Baby Boomers – those 77 million babies born between 1946 and 1964 – have long grown up. And they aren’t going gently into their golden years. They’re demanding wellness as a way of life. To speak to the needs of this surging demographic, senior living communities are pursuing programs that promote health, happiness, and whole-person development.
“Today’s seniors are more educated, more proactive, and more vocal than ever before,” says Callie Whitwell, chief operating officer, and founding partner at Lifetime Wellness. “They are clear in their expectations to live fully and age successfully.” Whitwell’s company provides person-centered wellness, life enrichment, and recreational programming to independent living, assisted living, skilled nursing and rehabilitation, and memory care facilities.
“No matter what age, mental state, or physical condition, everyone has the potential for wellness,” Whitwell says. “Wellness is more than the absence of illness or disease.
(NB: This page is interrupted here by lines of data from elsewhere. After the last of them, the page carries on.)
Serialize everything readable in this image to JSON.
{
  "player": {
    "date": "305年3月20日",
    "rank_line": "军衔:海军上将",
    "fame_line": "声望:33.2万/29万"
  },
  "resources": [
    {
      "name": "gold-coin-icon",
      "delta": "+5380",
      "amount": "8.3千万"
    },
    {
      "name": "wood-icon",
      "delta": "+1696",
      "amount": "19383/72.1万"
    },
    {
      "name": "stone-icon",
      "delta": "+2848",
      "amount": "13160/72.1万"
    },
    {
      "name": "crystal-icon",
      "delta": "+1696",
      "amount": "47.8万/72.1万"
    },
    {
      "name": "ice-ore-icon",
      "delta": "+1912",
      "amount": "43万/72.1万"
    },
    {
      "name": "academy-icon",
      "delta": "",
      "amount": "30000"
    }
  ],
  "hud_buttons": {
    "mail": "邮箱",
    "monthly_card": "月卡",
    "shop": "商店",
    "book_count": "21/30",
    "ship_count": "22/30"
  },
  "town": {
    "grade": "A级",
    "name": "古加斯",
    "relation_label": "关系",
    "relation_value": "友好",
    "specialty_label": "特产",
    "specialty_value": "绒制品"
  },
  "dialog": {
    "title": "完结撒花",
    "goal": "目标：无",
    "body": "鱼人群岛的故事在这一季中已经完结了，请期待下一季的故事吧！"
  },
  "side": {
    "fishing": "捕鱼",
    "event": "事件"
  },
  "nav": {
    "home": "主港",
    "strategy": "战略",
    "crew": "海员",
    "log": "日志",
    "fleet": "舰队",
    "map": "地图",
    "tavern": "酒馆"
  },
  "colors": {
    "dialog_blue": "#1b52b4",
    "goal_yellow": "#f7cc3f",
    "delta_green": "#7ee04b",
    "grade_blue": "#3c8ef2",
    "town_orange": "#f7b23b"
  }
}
It’s the pursuit of optimal health for the whole person – every moment of every day, in every part of life.”
Considering the six dimensions of wellness
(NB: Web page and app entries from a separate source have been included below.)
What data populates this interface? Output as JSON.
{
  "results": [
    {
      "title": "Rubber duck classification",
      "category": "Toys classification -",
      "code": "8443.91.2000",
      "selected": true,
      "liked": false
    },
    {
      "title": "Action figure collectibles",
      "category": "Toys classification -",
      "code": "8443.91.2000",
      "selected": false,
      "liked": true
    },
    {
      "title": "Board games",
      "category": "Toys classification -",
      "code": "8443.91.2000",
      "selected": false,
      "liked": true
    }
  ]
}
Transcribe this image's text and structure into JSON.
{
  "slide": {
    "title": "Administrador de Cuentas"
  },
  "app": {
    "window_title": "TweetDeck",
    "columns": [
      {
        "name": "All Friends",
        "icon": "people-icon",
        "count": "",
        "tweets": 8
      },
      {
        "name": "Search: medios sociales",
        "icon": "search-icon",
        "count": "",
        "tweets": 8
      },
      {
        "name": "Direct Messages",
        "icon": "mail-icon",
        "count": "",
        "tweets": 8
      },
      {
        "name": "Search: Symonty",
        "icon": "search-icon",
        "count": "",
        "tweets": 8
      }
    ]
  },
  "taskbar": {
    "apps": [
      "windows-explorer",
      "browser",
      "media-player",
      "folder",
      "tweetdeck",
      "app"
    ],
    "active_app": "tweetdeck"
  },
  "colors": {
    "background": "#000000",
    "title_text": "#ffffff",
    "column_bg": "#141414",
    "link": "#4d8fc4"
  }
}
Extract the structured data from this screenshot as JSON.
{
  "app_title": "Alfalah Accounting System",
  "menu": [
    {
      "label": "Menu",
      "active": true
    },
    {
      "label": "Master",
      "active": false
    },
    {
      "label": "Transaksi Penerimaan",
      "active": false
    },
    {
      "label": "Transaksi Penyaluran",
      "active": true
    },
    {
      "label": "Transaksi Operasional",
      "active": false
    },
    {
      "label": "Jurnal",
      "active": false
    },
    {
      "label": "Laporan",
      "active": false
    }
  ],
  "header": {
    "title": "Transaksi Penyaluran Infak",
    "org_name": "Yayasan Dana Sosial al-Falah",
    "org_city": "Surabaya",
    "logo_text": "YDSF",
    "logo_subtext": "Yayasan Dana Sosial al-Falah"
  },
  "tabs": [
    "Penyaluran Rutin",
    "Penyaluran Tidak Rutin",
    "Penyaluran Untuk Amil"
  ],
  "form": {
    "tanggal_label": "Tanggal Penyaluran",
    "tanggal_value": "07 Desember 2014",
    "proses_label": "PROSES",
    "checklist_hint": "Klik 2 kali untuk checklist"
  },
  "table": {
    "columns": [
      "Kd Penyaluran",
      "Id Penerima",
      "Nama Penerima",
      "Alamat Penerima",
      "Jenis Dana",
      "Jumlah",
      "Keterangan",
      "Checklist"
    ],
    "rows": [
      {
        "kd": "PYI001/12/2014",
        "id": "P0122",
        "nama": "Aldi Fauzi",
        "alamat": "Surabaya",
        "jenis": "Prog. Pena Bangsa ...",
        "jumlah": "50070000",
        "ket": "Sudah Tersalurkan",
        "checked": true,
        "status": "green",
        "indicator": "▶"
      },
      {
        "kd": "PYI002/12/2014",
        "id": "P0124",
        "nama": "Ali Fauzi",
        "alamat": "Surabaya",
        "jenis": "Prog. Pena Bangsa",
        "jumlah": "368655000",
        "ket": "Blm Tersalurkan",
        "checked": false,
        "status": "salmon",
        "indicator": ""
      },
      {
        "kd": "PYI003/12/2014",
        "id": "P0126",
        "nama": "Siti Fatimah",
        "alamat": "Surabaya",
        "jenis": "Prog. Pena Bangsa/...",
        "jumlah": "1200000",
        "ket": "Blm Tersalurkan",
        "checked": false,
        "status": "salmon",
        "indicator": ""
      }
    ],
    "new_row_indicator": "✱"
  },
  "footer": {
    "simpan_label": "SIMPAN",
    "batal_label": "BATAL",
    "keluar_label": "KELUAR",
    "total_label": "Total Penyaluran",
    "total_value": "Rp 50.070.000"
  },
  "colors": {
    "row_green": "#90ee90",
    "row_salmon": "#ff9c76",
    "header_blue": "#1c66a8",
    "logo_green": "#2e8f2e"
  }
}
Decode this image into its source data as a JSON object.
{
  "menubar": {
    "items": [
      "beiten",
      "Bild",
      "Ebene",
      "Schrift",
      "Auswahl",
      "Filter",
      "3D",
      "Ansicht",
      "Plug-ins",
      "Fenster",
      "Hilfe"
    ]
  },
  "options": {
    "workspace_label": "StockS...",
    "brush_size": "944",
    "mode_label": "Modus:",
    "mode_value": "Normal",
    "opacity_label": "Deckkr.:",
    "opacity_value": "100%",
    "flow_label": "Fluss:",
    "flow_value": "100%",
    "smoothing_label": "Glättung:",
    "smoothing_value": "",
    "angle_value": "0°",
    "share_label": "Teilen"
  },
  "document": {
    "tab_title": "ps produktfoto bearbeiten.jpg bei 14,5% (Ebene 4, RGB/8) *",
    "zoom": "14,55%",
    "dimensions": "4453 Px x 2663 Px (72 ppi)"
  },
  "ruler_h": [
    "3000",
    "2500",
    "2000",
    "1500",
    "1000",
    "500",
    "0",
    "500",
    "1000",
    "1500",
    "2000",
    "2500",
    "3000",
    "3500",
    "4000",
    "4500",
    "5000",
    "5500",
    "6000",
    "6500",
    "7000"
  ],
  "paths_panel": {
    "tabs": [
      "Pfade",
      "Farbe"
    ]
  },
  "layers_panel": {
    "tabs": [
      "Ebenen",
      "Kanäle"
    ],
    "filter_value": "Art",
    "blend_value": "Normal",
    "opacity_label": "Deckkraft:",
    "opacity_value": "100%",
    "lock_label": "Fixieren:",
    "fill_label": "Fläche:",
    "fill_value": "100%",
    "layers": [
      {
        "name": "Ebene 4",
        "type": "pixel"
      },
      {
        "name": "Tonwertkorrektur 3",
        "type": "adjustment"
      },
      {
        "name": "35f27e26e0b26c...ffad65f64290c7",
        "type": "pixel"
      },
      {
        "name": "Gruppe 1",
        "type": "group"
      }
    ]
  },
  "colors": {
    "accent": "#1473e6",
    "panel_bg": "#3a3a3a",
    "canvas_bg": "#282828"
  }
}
In the Lifetime Wellness model, wellness includes six dimensions: physical, emotional, spiritual, intellectual, vocational, and social. “This model promotes healthy aging based on an integrated approach to living longer and healthier lives,” Whitwell says.
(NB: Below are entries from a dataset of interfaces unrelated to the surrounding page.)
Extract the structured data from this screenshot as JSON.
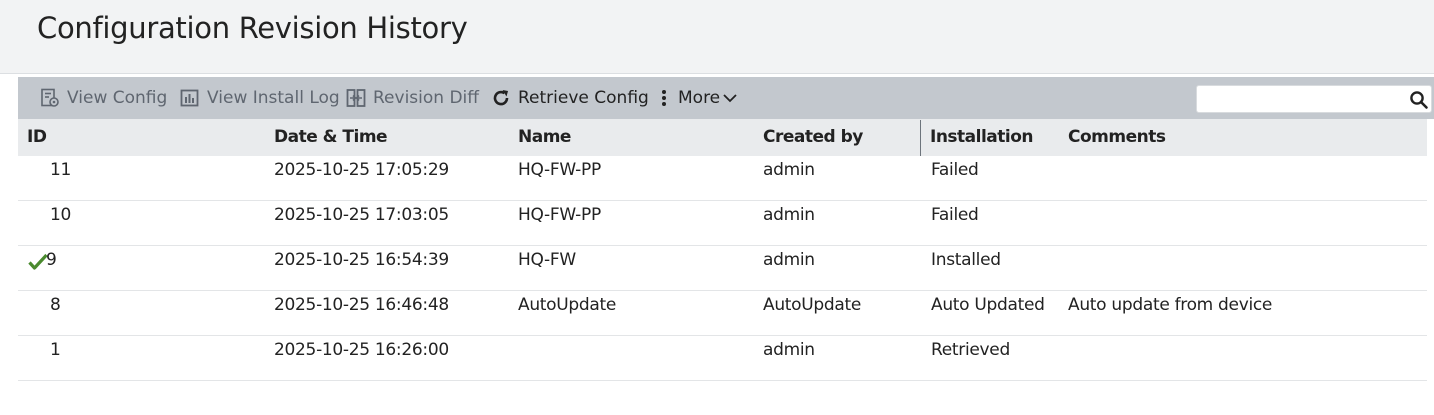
{
  "page": {
    "title": "Configuration Revision History"
  },
  "toolbar": {
    "view_config": "View Config",
    "view_install_log": "View Install Log",
    "revision_diff": "Revision Diff",
    "retrieve_config": "Retrieve Config",
    "more": "More",
    "search_placeholder": "",
    "search_value": ""
  },
  "table": {
    "columns": [
      "ID",
      "Date & Time",
      "Name",
      "Created by",
      "Installation",
      "Comments"
    ],
    "rows": [
      {
        "id": "11",
        "datetime": "2025-10-25 17:05:29",
        "name": "HQ-FW-PP",
        "created_by": "admin",
        "installation": "Failed",
        "comments": "",
        "current": false
      },
      {
        "id": "10",
        "datetime": "2025-10-25 17:03:05",
        "name": "HQ-FW-PP",
        "created_by": "admin",
        "installation": "Failed",
        "comments": "",
        "current": false
      },
      {
        "id": "9",
        "datetime": "2025-10-25 16:54:39",
        "name": "HQ-FW",
        "created_by": "admin",
        "installation": "Installed",
        "comments": "",
        "current": true
      },
      {
        "id": "8",
        "datetime": "2025-10-25 16:46:48",
        "name": "AutoUpdate",
        "created_by": "AutoUpdate",
        "installation": "Auto Updated",
        "comments": "Auto update from device",
        "current": false
      },
      {
        "id": "1",
        "datetime": "2025-10-25 16:26:00",
        "name": "",
        "created_by": "admin",
        "installation": "Retrieved",
        "comments": "",
        "current": false
      }
    ]
  },
  "icons": {
    "view_config": "view-config-icon",
    "view_install_log": "install-log-icon",
    "revision_diff": "revision-diff-icon",
    "retrieve_config": "refresh-icon",
    "more": "kebab-icon",
    "search": "search-icon",
    "installed_marker": "checkmark-icon"
  },
  "colors": {
    "toolbar_bg": "#c3c8ce",
    "header_bg": "#e9ebed",
    "page_header_bg": "#f2f3f4",
    "check_green": "#4a8a2e",
    "disabled_text": "#5f6670"
  }
}
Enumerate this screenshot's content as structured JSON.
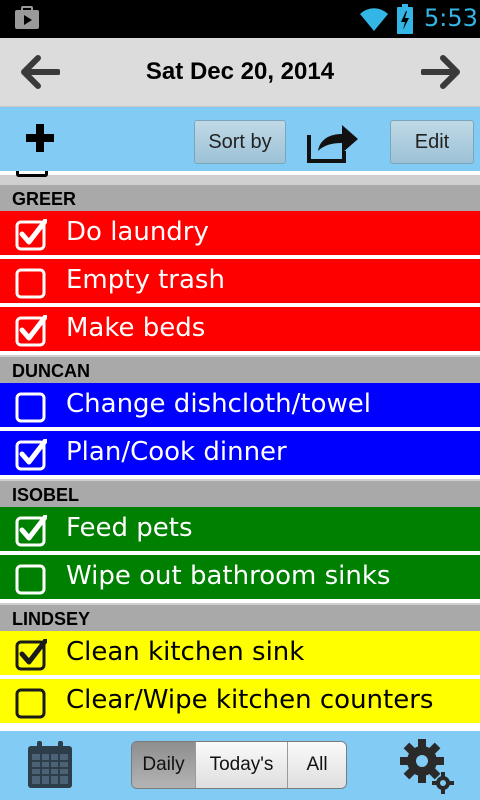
{
  "status_bar": {
    "time": "5:53",
    "time_color": "#33b5e5"
  },
  "date_bar": {
    "title": "Sat Dec 20, 2014",
    "prev_icon": "arrow-left-icon",
    "next_icon": "arrow-right-icon"
  },
  "toolbar": {
    "add_icon": "plus-icon",
    "sort_label": "Sort by",
    "share_icon": "share-icon",
    "edit_label": "Edit",
    "background": "#81cbf5"
  },
  "groups": [
    {
      "name": "GREER",
      "color": "#ff0000",
      "text_color": "#ffffff",
      "tasks": [
        {
          "label": "Do laundry",
          "checked": true
        },
        {
          "label": "Empty trash",
          "checked": false
        },
        {
          "label": "Make beds",
          "checked": true
        }
      ]
    },
    {
      "name": "DUNCAN",
      "color": "#0000ff",
      "text_color": "#ffffff",
      "tasks": [
        {
          "label": "Change dishcloth/towel",
          "checked": false
        },
        {
          "label": "Plan/Cook dinner",
          "checked": true
        }
      ]
    },
    {
      "name": "ISOBEL",
      "color": "#008000",
      "text_color": "#ffffff",
      "tasks": [
        {
          "label": "Feed pets",
          "checked": true
        },
        {
          "label": "Wipe out bathroom sinks",
          "checked": false
        }
      ]
    },
    {
      "name": "LINDSEY",
      "color": "#ffff00",
      "text_color": "#000000",
      "tasks": [
        {
          "label": "Clean kitchen sink",
          "checked": true
        },
        {
          "label": "Clear/Wipe kitchen counters",
          "checked": false
        }
      ]
    }
  ],
  "bottom_bar": {
    "calendar_icon": "calendar-icon",
    "views": [
      {
        "label": "Daily",
        "active": true
      },
      {
        "label": "Today's",
        "active": false
      },
      {
        "label": "All",
        "active": false
      }
    ],
    "settings_icon": "gear-icon"
  }
}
The six dimensions of wellness include:
- Physical: Exercising regularly through such activities as brisk walking, fitness classes, and yoga and Tai Chi; eating nutritious meals and sleeping well
- Emotional: Feeling positive and enthusiastic about life; coping with stress, depression, and life-changing events in productive ways through such programs as aromatherapy and Music & Memory
- Spiritual: Growing in the quest for meaning and purpose in life, participating in daily devotions or meditation, and exploring and enjoying nature
- Intellectual: Flexing the “mind muscle,” solving problems resourcefully, and enjoying lifelong learning
- Vocational: Cultivating hobbies, learning new skills, and volunteering
- Social: Building healthy relationships; finding opportunities to connect, socialize, and create community
“It’s like the spokes of a wheel,” Whitwell explains. “When one or more spokes is missing or falls short, it can throw off our balance. We need all six dimensions to keep our lives healthy and forward moving.”
Cultivating health literacy
Key to a successful wellness program is helping improve senior “health literacy” – the ability to understand health information and make the best health care decisions. Lifetime Wellness provides tools for seniors to follow their personal care plans and practice healthy behaviors. “We offer health education, typically led by a wellness specialist who provides easy steps residents can take to proactively monitor and enhance their health.”
The company also conducts wellness campaigns throughout the year to help raise awareness of health challenges, from preventing falls to combatting inactivity and making healthy food choices.
Calculating the return on investment
A wellness program benefits residents and senior living providers alike. For residents, it can lead to increased independence, reduced medications, and fewer hospital visits. For senior living providers, it can yield greater resident satisfaction and influence occupancy by promoting enhanced services through intentional marketing.
Often a wellness program is a key differentiator for seniors and families in choosing a living community. “Beyond providing quality care and comfortable living accommodations, a facility that offers the right mix of engaging programs to support healthy living is clearly the best choice overall,” Whitwell says.
“Simply stated, providing a quality wellness program is the right thing to do. Yet administrators and directors of nursing have so many demands on them that this goal may fall down the priority ladder. Many communities are opting to outsource all or a part of their wellness program to a company like ours. It may require more of an investment than a traditional activity program, but the cost is rapidly offset by the exceptional program results.”
Customizing the program
“We work with senior living providers to transform their facilities into communities of wellness,” Whitwell says. “Programs are custom-tailored to the provider’s collective mission and to the residents’ individual needs.”
The Lifetime Wellness team gets to know each resident in-depth– and often takes a creative approach to developing personal programs. For example, Whitwell tells the story of a resident with Parkinson’s disease who needed help in improving his muscle function. But he repeatedly refused physical and occupational therapy. When the care team discovered that he loved music, they sent in a musical therapist who went on to build a trusting relationship with the resident and ultimately provided co-treatment with the other therapists.
“Music became a template for organizing the resident’s movements and increasing his motivation. Eventually, he could dress himself each morning, and he became more communicative. When we’re intentional in helping others reach their potential – through whatever avenue works best for them – we can realize outstanding outcomes.”